The depressingly inaccurate standard story of trade these days is that we got cheap toys and gadgets from China and in return, we destroyed millions of American jobs, particularly in manufacturing. If this increasingly common view of trade were the whole story, I too, would start to question the virtues of free trade. But this standard story misunderstand the value of trade. Yes, it leads to lower prices for consumers. Yes, it destroys jobs in sectors that compete with foreign producers. But it also creates jobs and contrary to a different standard story, not just jobs in export sectors.
Trade and innovation have the same effects: they lead to lower prices, they destroy some jobs, but they create other jobs and though that process, increase the standard of living for many people. Trade and innovation are the engines of growth and prosperity. They, of course, do not increase the standard of living for every single person at every point in time, but over time, they almost certainly do. The children and grandchildren of the farmer or manufacturing worker who is made unemployed by trade or technology live much better and fulfilling lives than they would in a static world without trade and without innovation.
I explore these issues in a lengthy essay over at Medium if you are interested and at even greater length in my book, The Choice. The simplest way to understand the point I am making is that when considering the costs and benefits of economic change, you have to take a dynamic perspective or you will miss the role that trade and innovation play in allowing us to flourish as human beings.

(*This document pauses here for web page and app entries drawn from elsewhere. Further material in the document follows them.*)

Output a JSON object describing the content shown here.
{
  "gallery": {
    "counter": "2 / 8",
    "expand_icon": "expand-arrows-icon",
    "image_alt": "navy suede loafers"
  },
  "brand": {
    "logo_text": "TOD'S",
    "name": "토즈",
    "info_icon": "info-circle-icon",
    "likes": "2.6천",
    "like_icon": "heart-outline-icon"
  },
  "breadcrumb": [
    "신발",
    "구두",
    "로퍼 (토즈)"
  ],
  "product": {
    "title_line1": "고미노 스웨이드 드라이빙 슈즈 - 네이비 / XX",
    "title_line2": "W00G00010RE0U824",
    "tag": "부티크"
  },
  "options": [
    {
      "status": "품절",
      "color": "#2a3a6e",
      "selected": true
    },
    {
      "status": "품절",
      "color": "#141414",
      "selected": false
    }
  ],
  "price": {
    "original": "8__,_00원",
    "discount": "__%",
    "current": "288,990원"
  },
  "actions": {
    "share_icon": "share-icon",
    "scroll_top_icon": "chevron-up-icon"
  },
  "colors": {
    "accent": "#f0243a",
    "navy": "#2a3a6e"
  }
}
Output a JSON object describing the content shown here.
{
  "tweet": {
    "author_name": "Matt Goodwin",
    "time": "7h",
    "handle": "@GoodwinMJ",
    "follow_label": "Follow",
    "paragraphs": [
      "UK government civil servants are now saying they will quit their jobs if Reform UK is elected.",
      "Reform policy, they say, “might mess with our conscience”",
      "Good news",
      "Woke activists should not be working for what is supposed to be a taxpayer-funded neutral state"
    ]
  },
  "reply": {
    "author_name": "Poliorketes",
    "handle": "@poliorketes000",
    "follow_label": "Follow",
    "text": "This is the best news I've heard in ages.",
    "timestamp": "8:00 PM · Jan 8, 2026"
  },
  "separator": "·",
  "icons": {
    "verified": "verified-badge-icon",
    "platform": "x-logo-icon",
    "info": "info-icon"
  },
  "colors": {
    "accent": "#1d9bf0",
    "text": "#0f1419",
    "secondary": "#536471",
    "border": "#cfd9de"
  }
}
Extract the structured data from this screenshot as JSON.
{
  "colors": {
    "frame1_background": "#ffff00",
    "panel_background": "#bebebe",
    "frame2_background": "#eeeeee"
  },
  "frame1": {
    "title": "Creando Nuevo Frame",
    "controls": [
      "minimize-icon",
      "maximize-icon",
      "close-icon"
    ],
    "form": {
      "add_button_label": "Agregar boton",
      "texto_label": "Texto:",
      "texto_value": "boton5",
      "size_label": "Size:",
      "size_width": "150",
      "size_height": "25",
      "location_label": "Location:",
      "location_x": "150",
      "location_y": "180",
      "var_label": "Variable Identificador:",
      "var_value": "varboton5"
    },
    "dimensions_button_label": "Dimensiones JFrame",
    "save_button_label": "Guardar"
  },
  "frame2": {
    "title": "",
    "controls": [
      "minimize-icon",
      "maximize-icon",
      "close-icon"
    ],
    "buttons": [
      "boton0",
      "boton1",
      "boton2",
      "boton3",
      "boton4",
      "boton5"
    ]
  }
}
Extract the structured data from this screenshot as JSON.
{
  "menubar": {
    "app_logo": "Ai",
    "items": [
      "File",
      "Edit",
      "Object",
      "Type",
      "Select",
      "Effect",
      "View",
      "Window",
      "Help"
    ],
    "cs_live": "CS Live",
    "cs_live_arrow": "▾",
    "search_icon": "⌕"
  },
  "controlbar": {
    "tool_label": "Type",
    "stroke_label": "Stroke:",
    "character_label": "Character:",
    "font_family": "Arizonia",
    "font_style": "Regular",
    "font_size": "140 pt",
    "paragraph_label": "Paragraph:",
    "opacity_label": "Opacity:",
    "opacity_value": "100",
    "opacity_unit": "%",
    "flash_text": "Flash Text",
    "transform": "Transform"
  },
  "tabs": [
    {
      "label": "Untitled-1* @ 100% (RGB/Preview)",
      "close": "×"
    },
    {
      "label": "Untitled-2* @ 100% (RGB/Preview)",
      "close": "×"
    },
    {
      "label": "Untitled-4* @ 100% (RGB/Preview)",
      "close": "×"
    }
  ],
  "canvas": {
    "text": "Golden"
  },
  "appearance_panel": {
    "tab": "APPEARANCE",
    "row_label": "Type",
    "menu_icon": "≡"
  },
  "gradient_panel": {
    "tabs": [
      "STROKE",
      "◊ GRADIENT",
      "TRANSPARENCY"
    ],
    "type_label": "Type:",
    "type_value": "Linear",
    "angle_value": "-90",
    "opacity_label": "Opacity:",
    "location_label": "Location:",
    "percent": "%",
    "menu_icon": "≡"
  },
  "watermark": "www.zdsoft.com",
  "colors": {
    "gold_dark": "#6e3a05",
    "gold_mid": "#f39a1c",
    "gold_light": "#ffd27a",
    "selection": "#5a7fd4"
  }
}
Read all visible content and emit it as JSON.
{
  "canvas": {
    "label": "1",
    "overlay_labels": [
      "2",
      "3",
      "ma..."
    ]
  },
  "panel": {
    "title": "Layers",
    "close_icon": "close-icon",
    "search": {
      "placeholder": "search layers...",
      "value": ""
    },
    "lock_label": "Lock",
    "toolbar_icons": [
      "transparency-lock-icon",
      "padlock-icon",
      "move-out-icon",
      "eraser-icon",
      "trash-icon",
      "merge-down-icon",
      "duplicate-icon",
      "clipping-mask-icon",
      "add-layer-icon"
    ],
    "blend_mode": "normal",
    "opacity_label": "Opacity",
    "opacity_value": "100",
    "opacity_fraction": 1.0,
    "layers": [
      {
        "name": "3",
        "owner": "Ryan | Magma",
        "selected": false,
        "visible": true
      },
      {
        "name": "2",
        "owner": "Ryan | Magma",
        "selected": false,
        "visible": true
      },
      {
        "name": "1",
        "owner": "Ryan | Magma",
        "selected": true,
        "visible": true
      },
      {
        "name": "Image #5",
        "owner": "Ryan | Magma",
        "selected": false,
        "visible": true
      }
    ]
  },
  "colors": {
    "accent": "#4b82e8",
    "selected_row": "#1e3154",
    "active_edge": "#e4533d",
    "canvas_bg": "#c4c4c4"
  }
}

Don gets at one aspect of this process, here. And I thank him, as always, for his kind words about my book, The Choice.